= Work instructions =
Below are records; report the number of lines in them that include the word "Effects", with no other text.

Website and app data records:
========================================
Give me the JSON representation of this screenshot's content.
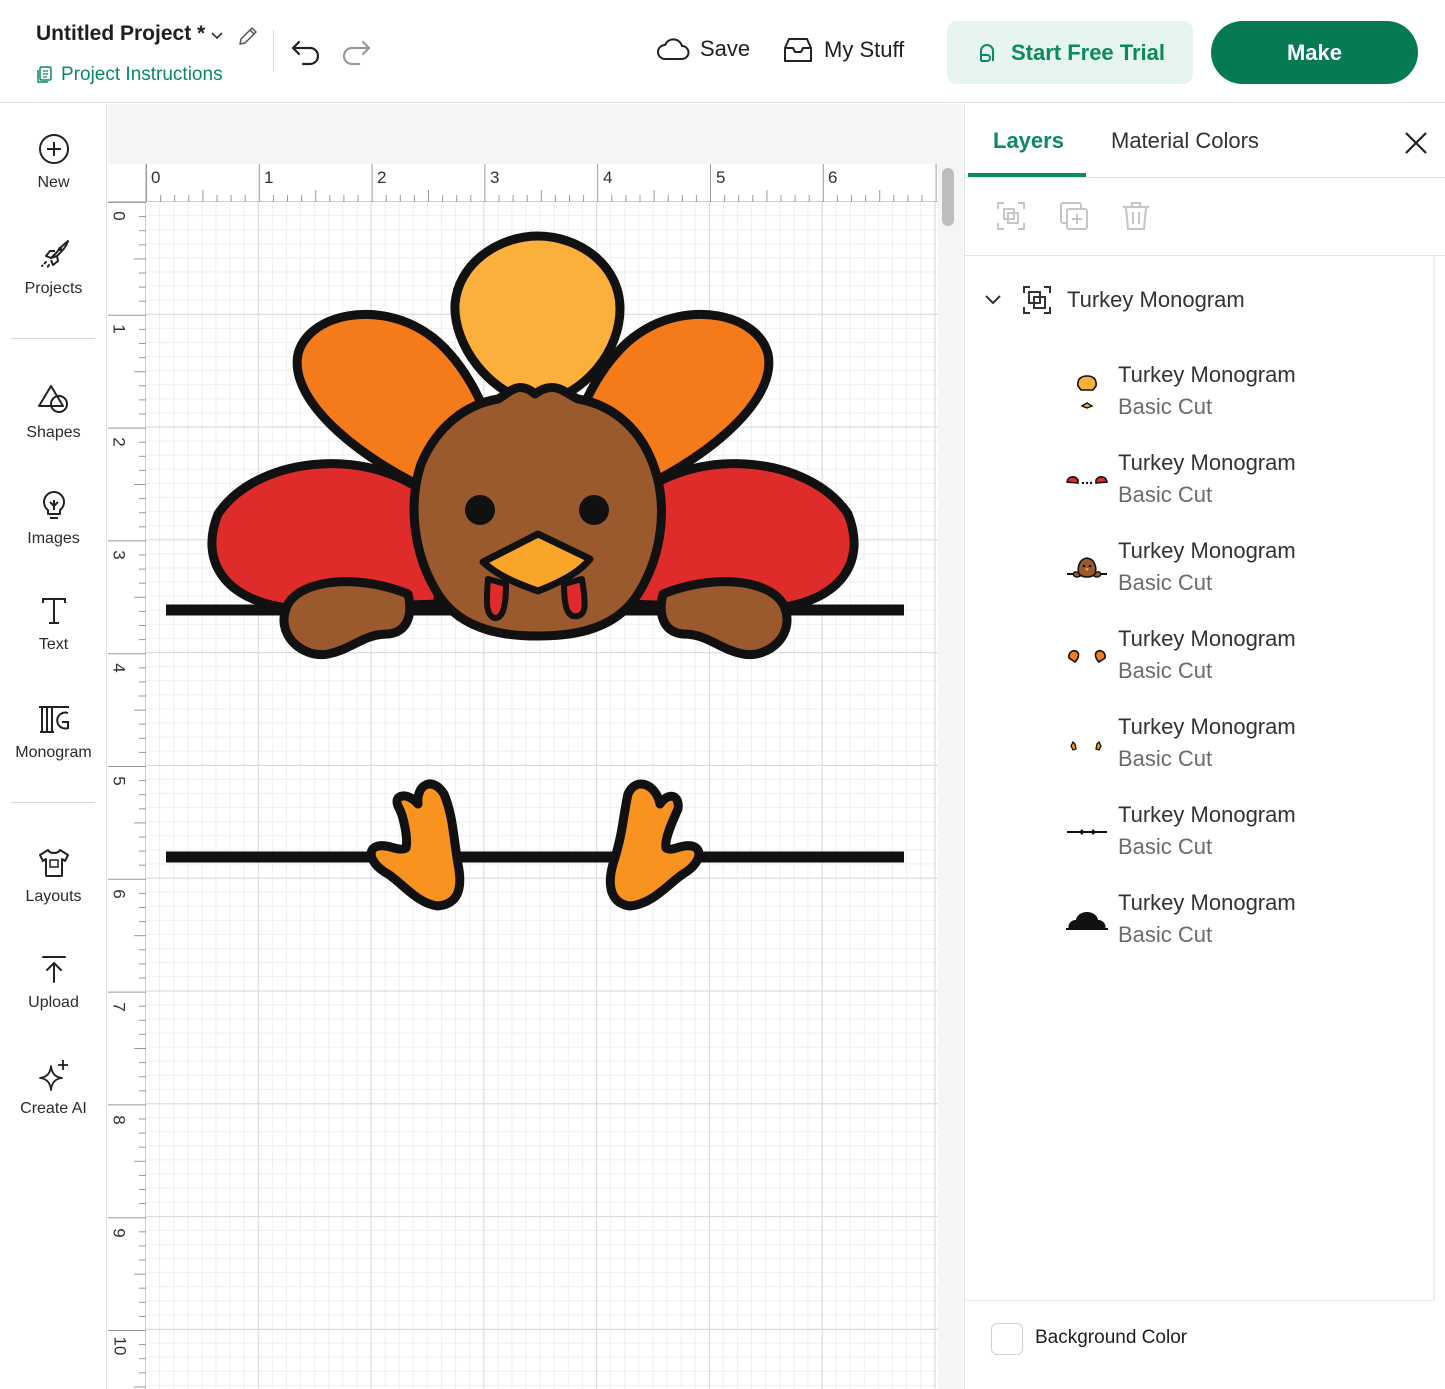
{
  "header": {
    "project_title": "Untitled Project *",
    "instructions_label": "Project Instructions",
    "save_label": "Save",
    "mystuff_label": "My Stuff",
    "trial_label": "Start Free Trial",
    "make_label": "Make"
  },
  "sidebar": {
    "items": [
      {
        "label": "New",
        "icon": "plus-circle-icon"
      },
      {
        "label": "Projects",
        "icon": "rocket-icon"
      },
      {
        "label": "Shapes",
        "icon": "shapes-icon"
      },
      {
        "label": "Images",
        "icon": "lightbulb-icon"
      },
      {
        "label": "Text",
        "icon": "text-icon"
      },
      {
        "label": "Monogram",
        "icon": "monogram-icon"
      },
      {
        "label": "Layouts",
        "icon": "tshirt-icon"
      },
      {
        "label": "Upload",
        "icon": "upload-icon"
      },
      {
        "label": "Create AI",
        "icon": "sparkle-icon"
      }
    ]
  },
  "canvas": {
    "ruler_top": [
      "0",
      "1",
      "2",
      "3",
      "4",
      "5",
      "6"
    ],
    "ruler_left": [
      "0",
      "1",
      "2",
      "3",
      "4",
      "5",
      "6",
      "7",
      "8",
      "9",
      "10"
    ]
  },
  "panel": {
    "tab_layers": "Layers",
    "tab_colors": "Material Colors",
    "group_name": "Turkey Monogram",
    "layers": [
      {
        "name": "Turkey Monogram",
        "type": "Basic Cut"
      },
      {
        "name": "Turkey Monogram",
        "type": "Basic Cut"
      },
      {
        "name": "Turkey Monogram",
        "type": "Basic Cut"
      },
      {
        "name": "Turkey Monogram",
        "type": "Basic Cut"
      },
      {
        "name": "Turkey Monogram",
        "type": "Basic Cut"
      },
      {
        "name": "Turkey Monogram",
        "type": "Basic Cut"
      },
      {
        "name": "Turkey Monogram",
        "type": "Basic Cut"
      }
    ],
    "background_color_label": "Background Color"
  },
  "colors": {
    "brand_green": "#067a50",
    "accent_green": "#0c8a5a",
    "feather_yellow": "#fbb03b",
    "feather_orange": "#f47a1a",
    "feather_red": "#e02b2b",
    "turkey_brown": "#9a5a2e",
    "beak": "#f9a52a"
  }
}
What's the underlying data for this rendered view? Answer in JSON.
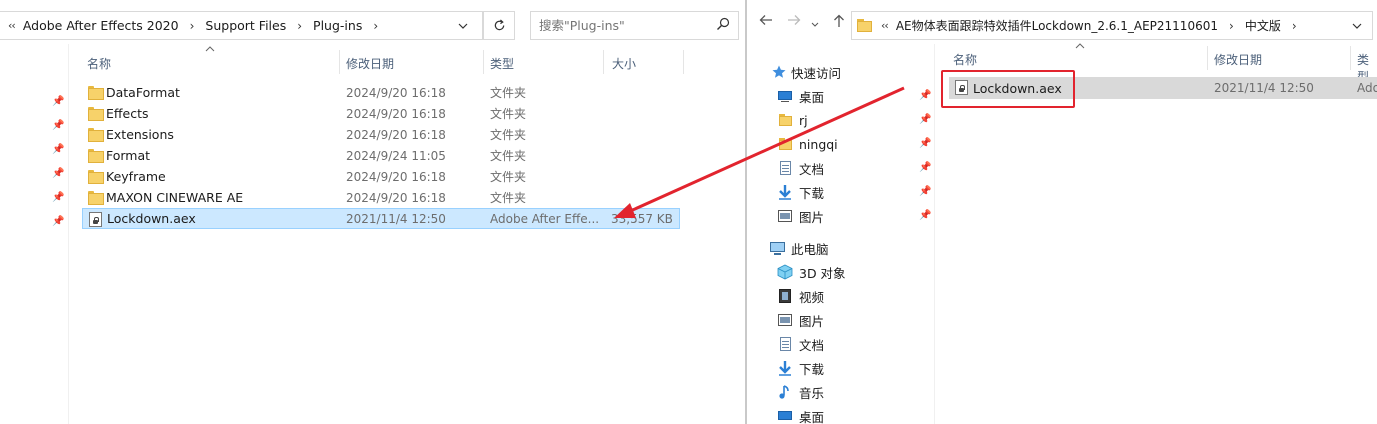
{
  "left": {
    "breadcrumb": [
      "Adobe After Effects 2020",
      "Support Files",
      "Plug-ins"
    ],
    "search_placeholder": "搜索\"Plug-ins\"",
    "columns": {
      "name": "名称",
      "date": "修改日期",
      "type": "类型",
      "size": "大小"
    },
    "files": [
      {
        "name": "DataFormat",
        "date": "2024/9/20 16:18",
        "type": "文件夹",
        "size": "",
        "kind": "folder"
      },
      {
        "name": "Effects",
        "date": "2024/9/20 16:18",
        "type": "文件夹",
        "size": "",
        "kind": "folder"
      },
      {
        "name": "Extensions",
        "date": "2024/9/20 16:18",
        "type": "文件夹",
        "size": "",
        "kind": "folder"
      },
      {
        "name": "Format",
        "date": "2024/9/24 11:05",
        "type": "文件夹",
        "size": "",
        "kind": "folder"
      },
      {
        "name": "Keyframe",
        "date": "2024/9/20 16:18",
        "type": "文件夹",
        "size": "",
        "kind": "folder"
      },
      {
        "name": "MAXON CINEWARE AE",
        "date": "2024/9/20 16:18",
        "type": "文件夹",
        "size": "",
        "kind": "folder"
      },
      {
        "name": "Lockdown.aex",
        "date": "2021/11/4 12:50",
        "type": "Adobe After Effe...",
        "size": "33,557 KB",
        "kind": "file"
      }
    ]
  },
  "right": {
    "breadcrumb": [
      "AE物体表面跟踪特效插件Lockdown_2.6.1_AEP21110601",
      "中文版"
    ],
    "columns": {
      "name": "名称",
      "date": "修改日期",
      "type": "类型"
    },
    "files": [
      {
        "name": "Lockdown.aex",
        "date": "2021/11/4 12:50",
        "type": "Ado"
      }
    ],
    "nav": {
      "quick_access": "快速访问",
      "quick_items": [
        {
          "label": "桌面",
          "icon": "desktop-icon",
          "pinned": true
        },
        {
          "label": "rj",
          "icon": "folder-icon",
          "pinned": true
        },
        {
          "label": "ningqi",
          "icon": "folder-icon",
          "pinned": true
        },
        {
          "label": "文档",
          "icon": "document-icon",
          "pinned": true
        },
        {
          "label": "下载",
          "icon": "download-icon",
          "pinned": true
        },
        {
          "label": "图片",
          "icon": "picture-icon",
          "pinned": true
        }
      ],
      "this_pc": "此电脑",
      "pc_items": [
        {
          "label": "3D 对象",
          "icon": "3d-objects-icon"
        },
        {
          "label": "视频",
          "icon": "video-icon"
        },
        {
          "label": "图片",
          "icon": "picture-icon"
        },
        {
          "label": "文档",
          "icon": "document-icon"
        },
        {
          "label": "下载",
          "icon": "download-icon"
        },
        {
          "label": "音乐",
          "icon": "music-icon"
        },
        {
          "label": "桌面",
          "icon": "desktop-icon"
        }
      ]
    }
  },
  "colors": {
    "selection": "#cce8ff",
    "annotation_red": "#e2242e"
  }
}
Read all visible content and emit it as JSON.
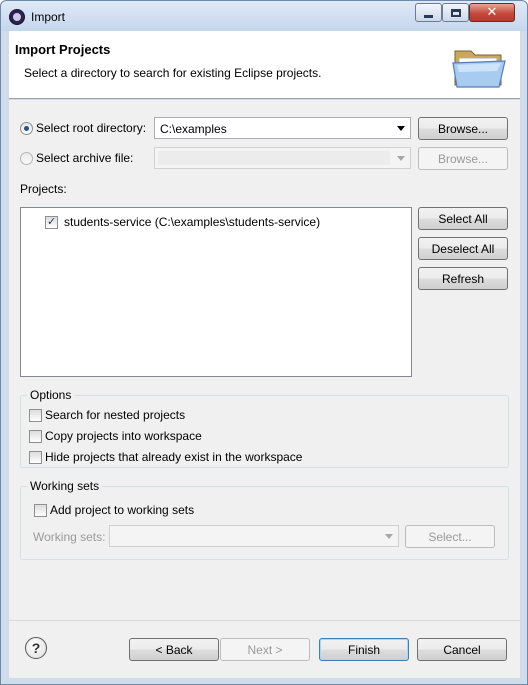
{
  "window": {
    "title": "Import",
    "icons": {
      "app": "eclipse-icon",
      "minimize": "minimize-icon",
      "maximize": "maximize-icon",
      "close": "close-icon"
    }
  },
  "header": {
    "title": "Import Projects",
    "description": "Select a directory to search for existing Eclipse projects.",
    "icon": "open-folder-icon"
  },
  "source": {
    "root_label": "Select root directory:",
    "root_value": "C:\\examples",
    "root_browse": "Browse...",
    "archive_label": "Select archive file:",
    "archive_value": "",
    "archive_browse": "Browse...",
    "selected": "root"
  },
  "projects": {
    "label": "Projects:",
    "items": [
      {
        "label": "students-service (C:\\examples\\students-service)",
        "checked": true
      }
    ],
    "select_all": "Select All",
    "deselect_all": "Deselect All",
    "refresh": "Refresh"
  },
  "options": {
    "title": "Options",
    "items": [
      {
        "label": "Search for nested projects",
        "checked": false
      },
      {
        "label": "Copy projects into workspace",
        "checked": false
      },
      {
        "label": "Hide projects that already exist in the workspace",
        "checked": false
      }
    ]
  },
  "working_sets": {
    "title": "Working sets",
    "add_label": "Add project to working sets",
    "add_checked": false,
    "sets_label": "Working sets:",
    "sets_value": "",
    "select_button": "Select..."
  },
  "footer": {
    "help_icon": "help-icon",
    "back": "< Back",
    "next": "Next >",
    "finish": "Finish",
    "cancel": "Cancel"
  }
}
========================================
= Task result =
2